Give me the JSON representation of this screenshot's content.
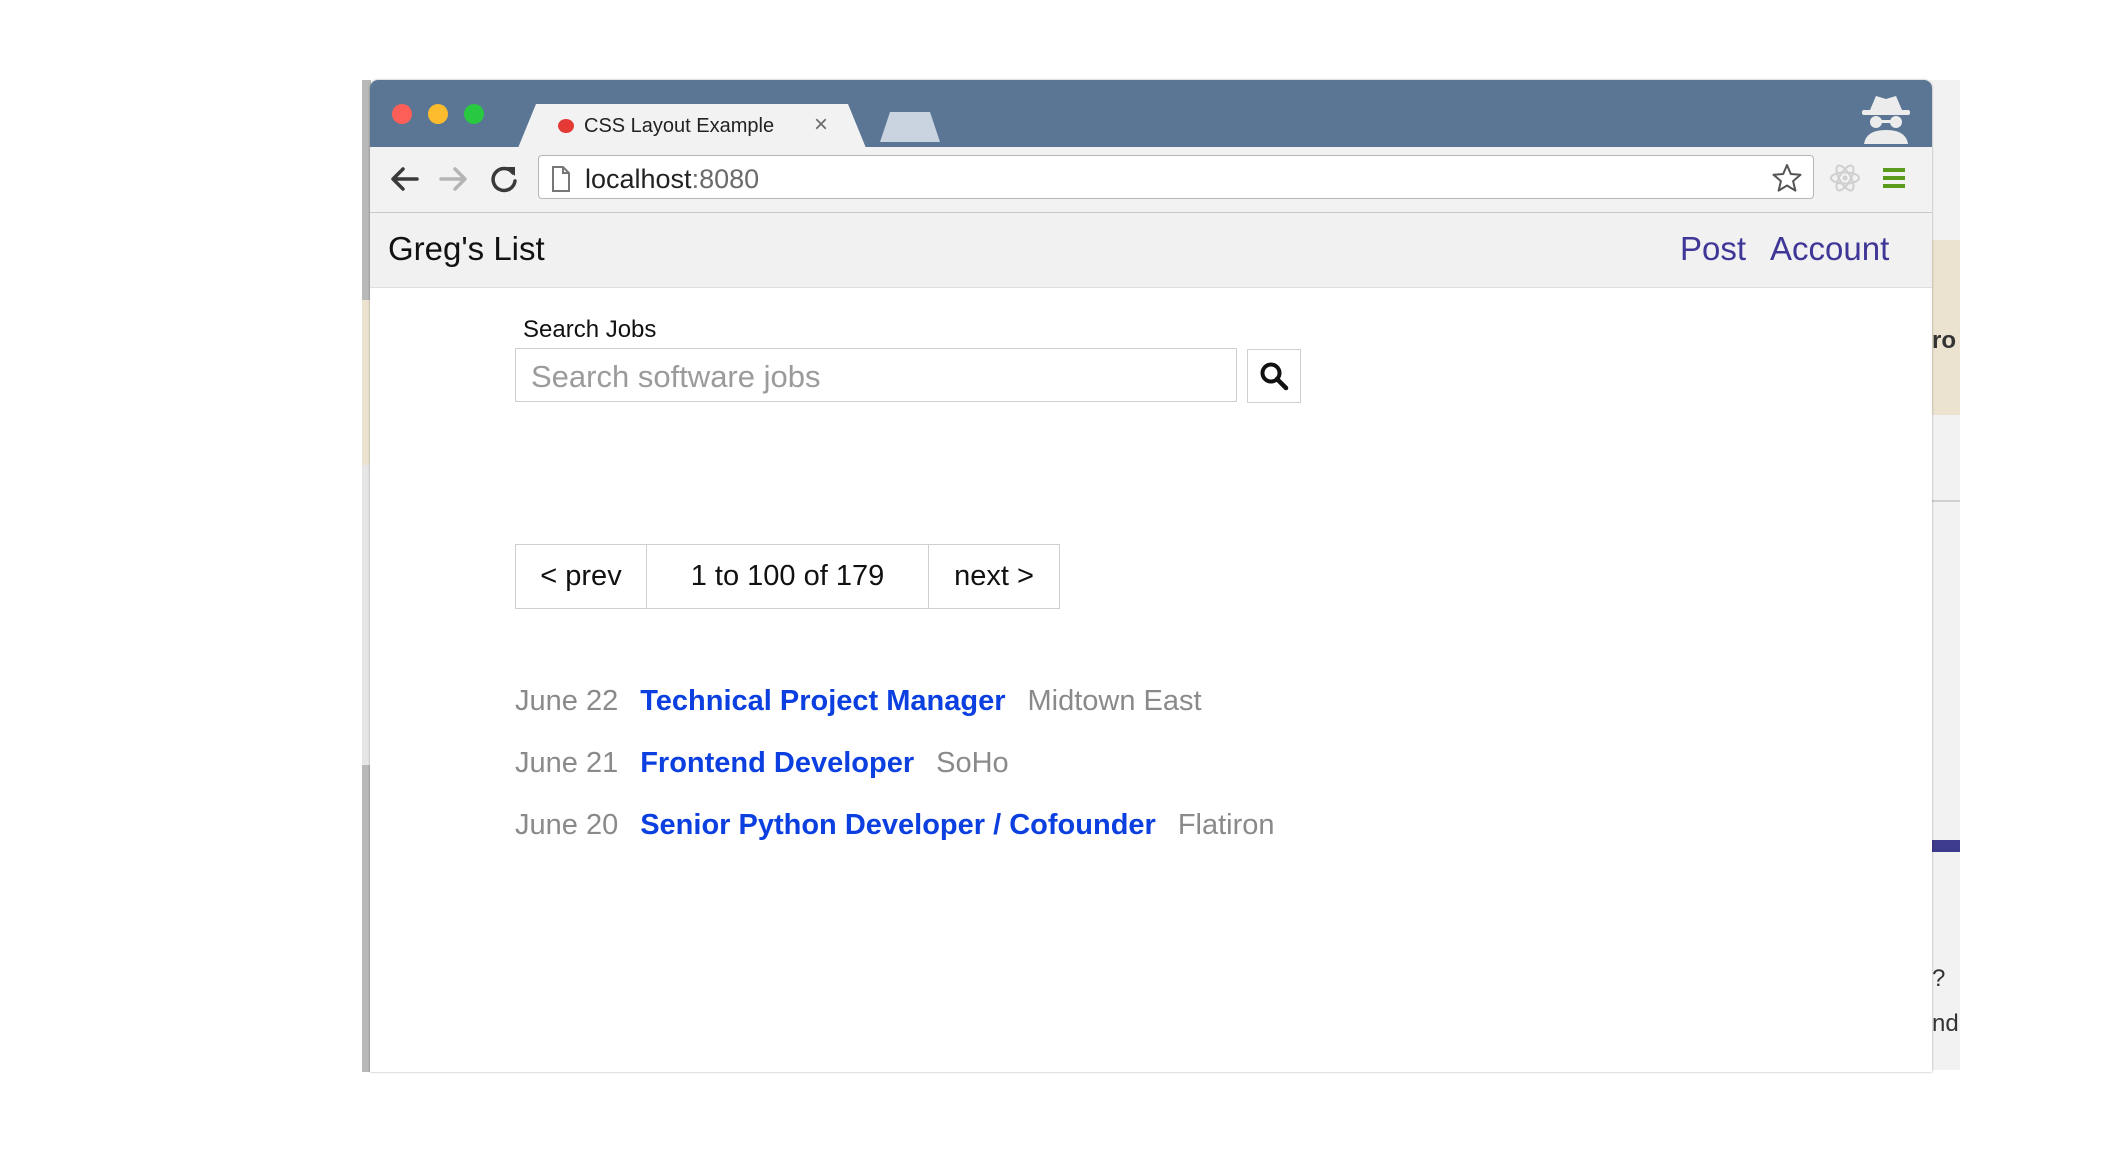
{
  "browser": {
    "tab_title": "CSS Layout Example",
    "tab_close": "×",
    "url_host": "localhost",
    "url_port": ":8080"
  },
  "site": {
    "title": "Greg's List",
    "nav": [
      "Post",
      "Account"
    ]
  },
  "search": {
    "label": "Search Jobs",
    "placeholder": "Search software jobs"
  },
  "pager": {
    "prev": "< prev",
    "range": "1 to 100 of 179",
    "next": "next >"
  },
  "jobs": [
    {
      "date": "June 22",
      "title": "Technical Project Manager",
      "location": "Midtown East"
    },
    {
      "date": "June 21",
      "title": "Frontend Developer",
      "location": "SoHo"
    },
    {
      "date": "June 20",
      "title": "Senior Python Developer / Cofounder",
      "location": "Flatiron"
    }
  ],
  "background_window": {
    "fragments": [
      "ro",
      "?",
      "nd"
    ]
  },
  "colors": {
    "titlebar": "#5b7695",
    "link": "#0b3fe0",
    "nav_link": "#3f3797",
    "muted": "#8a8a8a"
  }
}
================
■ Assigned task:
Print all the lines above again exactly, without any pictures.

■ Result for this exercise:
Give me the JSON representation of this screenshot's content.
{
  "browser": {
    "tab_title": "CSS Layout Example",
    "tab_close": "×",
    "url_host": "localhost",
    "url_port": ":8080"
  },
  "site": {
    "title": "Greg's List",
    "nav": [
      "Post",
      "Account"
    ]
  },
  "search": {
    "label": "Search Jobs",
    "placeholder": "Search software jobs"
  },
  "pager": {
    "prev": "< prev",
    "range": "1 to 100 of 179",
    "next": "next >"
  },
  "jobs": [
    {
      "date": "June 22",
      "title": "Technical Project Manager",
      "location": "Midtown East"
    },
    {
      "date": "June 21",
      "title": "Frontend Developer",
      "location": "SoHo"
    },
    {
      "date": "June 20",
      "title": "Senior Python Developer / Cofounder",
      "location": "Flatiron"
    }
  ],
  "background_window": {
    "fragments": [
      "ro",
      "?",
      "nd"
    ]
  },
  "colors": {
    "titlebar": "#5b7695",
    "link": "#0b3fe0",
    "nav_link": "#3f3797",
    "muted": "#8a8a8a"
  }
}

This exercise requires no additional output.